> TASK DETAILS: Your answer should be every line of the records that contains the word "this", copied as it stands.

Entries from a dataset of interfaces:
------------------------------------------------

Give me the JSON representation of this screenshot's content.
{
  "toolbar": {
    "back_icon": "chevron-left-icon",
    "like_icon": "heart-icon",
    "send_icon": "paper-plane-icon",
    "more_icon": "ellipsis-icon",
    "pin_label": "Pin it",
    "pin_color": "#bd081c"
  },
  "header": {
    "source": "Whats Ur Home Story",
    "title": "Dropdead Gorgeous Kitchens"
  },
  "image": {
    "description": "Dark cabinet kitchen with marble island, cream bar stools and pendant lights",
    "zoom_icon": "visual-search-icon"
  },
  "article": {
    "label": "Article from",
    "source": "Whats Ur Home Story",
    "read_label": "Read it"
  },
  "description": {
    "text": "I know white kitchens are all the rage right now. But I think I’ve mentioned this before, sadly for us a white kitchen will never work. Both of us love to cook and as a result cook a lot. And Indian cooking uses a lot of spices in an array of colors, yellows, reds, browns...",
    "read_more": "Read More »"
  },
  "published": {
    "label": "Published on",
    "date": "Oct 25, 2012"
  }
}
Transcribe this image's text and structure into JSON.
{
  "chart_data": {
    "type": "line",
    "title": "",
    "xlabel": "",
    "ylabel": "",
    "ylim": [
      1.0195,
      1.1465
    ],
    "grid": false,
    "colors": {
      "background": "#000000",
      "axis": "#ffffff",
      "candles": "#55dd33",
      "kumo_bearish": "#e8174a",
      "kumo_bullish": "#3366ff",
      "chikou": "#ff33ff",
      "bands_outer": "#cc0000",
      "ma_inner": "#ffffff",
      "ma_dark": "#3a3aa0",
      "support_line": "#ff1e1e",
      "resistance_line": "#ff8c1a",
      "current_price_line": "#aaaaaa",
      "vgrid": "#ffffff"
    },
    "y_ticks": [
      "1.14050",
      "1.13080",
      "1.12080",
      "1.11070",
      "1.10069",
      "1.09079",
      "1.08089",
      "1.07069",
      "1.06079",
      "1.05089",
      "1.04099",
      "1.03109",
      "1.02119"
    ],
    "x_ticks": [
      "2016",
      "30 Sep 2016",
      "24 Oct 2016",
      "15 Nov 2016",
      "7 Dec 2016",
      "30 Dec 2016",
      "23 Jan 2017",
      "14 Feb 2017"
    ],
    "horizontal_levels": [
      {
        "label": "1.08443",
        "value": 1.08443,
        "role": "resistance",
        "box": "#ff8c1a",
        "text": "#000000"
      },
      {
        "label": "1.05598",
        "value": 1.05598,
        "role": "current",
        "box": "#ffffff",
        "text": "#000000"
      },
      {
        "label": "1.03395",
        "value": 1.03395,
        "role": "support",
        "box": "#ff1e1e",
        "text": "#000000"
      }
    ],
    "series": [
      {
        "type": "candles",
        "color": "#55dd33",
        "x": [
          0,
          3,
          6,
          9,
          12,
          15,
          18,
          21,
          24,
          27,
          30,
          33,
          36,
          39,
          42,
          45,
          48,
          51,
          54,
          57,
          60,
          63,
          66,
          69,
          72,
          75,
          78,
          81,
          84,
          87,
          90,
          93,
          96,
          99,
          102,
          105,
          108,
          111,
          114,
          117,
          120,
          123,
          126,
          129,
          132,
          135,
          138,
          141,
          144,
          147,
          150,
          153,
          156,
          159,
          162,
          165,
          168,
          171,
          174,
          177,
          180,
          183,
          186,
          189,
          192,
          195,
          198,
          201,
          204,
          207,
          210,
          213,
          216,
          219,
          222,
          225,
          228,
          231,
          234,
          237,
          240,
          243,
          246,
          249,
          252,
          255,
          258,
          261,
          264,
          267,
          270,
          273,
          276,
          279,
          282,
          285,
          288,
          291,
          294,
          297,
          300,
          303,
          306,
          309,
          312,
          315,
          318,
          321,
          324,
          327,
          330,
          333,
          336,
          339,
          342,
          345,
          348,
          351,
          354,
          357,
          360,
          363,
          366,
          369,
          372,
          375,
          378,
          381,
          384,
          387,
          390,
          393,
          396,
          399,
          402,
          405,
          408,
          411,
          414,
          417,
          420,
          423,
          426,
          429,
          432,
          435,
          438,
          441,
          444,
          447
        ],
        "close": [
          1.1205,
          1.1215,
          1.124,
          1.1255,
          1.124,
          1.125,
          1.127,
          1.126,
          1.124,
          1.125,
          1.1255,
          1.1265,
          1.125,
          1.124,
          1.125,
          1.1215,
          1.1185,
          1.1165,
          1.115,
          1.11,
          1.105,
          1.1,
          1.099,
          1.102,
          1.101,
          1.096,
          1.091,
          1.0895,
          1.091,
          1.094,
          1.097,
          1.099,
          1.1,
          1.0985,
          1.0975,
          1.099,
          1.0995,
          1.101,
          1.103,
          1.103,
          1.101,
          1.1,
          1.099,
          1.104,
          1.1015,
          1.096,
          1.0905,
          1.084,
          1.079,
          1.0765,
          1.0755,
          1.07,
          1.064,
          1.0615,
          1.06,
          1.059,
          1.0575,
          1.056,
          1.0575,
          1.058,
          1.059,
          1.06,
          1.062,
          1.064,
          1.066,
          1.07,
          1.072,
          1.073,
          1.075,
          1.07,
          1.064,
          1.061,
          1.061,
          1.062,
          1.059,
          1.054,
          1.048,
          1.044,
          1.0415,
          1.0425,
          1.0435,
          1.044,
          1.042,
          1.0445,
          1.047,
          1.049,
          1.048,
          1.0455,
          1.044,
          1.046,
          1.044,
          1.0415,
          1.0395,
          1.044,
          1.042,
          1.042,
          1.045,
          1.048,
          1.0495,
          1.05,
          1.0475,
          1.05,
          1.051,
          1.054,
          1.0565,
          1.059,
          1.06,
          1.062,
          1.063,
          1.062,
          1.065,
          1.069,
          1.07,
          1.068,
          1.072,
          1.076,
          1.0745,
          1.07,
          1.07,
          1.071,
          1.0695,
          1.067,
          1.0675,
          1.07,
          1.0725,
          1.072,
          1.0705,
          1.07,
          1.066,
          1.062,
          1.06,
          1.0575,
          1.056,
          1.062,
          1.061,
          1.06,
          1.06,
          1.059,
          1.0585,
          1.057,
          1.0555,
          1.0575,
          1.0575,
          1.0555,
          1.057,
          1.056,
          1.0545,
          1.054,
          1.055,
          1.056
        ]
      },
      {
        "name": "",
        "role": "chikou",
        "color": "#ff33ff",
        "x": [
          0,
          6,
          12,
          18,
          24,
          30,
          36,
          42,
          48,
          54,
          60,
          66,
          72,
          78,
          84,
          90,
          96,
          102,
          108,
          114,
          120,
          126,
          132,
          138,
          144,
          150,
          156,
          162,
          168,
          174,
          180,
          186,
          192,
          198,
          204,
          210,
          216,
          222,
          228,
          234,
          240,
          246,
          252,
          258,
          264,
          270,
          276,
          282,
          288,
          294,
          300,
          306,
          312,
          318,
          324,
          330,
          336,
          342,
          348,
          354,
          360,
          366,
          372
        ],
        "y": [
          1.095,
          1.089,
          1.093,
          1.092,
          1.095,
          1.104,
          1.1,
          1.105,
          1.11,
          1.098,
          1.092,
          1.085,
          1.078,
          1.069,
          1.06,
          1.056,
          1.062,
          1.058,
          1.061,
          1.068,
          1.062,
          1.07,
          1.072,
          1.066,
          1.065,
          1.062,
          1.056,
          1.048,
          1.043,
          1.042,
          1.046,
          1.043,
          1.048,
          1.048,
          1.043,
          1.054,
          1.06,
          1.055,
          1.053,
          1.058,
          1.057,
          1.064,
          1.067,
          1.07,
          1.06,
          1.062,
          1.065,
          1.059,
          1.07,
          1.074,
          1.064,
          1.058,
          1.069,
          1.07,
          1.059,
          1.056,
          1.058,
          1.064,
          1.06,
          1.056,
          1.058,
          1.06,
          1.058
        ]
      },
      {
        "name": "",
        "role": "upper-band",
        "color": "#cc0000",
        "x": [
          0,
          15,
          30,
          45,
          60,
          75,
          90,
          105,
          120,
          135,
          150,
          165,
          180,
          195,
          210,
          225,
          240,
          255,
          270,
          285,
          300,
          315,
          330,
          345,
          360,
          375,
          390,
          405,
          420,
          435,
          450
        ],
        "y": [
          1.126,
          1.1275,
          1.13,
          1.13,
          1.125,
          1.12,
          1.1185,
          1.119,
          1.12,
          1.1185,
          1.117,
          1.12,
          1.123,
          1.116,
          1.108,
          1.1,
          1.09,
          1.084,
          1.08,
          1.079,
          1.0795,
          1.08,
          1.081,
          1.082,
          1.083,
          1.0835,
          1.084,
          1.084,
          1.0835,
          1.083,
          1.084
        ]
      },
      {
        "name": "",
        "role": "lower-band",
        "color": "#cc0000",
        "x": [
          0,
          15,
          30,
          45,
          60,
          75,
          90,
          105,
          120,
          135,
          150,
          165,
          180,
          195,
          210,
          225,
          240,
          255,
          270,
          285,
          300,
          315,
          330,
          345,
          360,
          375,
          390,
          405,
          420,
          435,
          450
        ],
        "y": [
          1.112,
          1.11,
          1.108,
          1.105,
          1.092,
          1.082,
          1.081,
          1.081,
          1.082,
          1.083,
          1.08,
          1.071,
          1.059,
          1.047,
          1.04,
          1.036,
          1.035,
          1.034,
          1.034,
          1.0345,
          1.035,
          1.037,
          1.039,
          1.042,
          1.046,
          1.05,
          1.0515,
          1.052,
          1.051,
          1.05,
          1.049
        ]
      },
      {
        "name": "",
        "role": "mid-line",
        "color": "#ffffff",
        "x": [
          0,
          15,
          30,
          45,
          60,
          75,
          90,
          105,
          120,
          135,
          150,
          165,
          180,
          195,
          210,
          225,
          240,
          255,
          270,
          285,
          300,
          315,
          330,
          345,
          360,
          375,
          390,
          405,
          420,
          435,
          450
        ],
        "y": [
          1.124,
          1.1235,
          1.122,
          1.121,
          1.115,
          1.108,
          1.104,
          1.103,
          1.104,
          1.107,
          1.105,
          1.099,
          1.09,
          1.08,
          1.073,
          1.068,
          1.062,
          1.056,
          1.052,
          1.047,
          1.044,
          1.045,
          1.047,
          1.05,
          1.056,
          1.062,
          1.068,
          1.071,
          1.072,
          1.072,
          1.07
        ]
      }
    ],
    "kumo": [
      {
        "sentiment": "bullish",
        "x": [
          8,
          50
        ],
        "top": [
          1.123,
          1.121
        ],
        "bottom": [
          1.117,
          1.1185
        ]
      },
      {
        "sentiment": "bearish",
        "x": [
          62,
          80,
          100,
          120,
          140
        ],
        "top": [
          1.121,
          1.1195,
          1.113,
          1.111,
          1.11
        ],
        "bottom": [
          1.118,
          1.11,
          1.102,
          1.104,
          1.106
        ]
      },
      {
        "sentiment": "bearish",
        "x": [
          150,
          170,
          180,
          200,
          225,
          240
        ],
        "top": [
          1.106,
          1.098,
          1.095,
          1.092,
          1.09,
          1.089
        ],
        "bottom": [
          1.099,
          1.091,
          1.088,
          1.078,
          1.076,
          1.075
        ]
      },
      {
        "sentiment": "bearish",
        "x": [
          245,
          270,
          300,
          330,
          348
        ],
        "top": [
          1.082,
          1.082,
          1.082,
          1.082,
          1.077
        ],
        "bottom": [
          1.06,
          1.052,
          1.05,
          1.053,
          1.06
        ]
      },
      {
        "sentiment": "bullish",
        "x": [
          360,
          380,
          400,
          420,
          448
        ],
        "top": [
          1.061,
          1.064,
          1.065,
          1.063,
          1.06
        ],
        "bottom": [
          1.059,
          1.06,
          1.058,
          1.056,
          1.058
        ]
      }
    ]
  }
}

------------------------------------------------

> WRITTEN SOLUTION:
Give me the JSON representation of this screenshot's content.
    "text": "I know white kitchens are all the rage right now. But I think I’ve mentioned this before, sadly for us a white kitchen will never work. Both of us love to cook and as a result cook a lot. And Indian cooking uses a lot of spices in an array of colors, yellows, reds, browns...",
Transcribe this image's text and structure into JSON.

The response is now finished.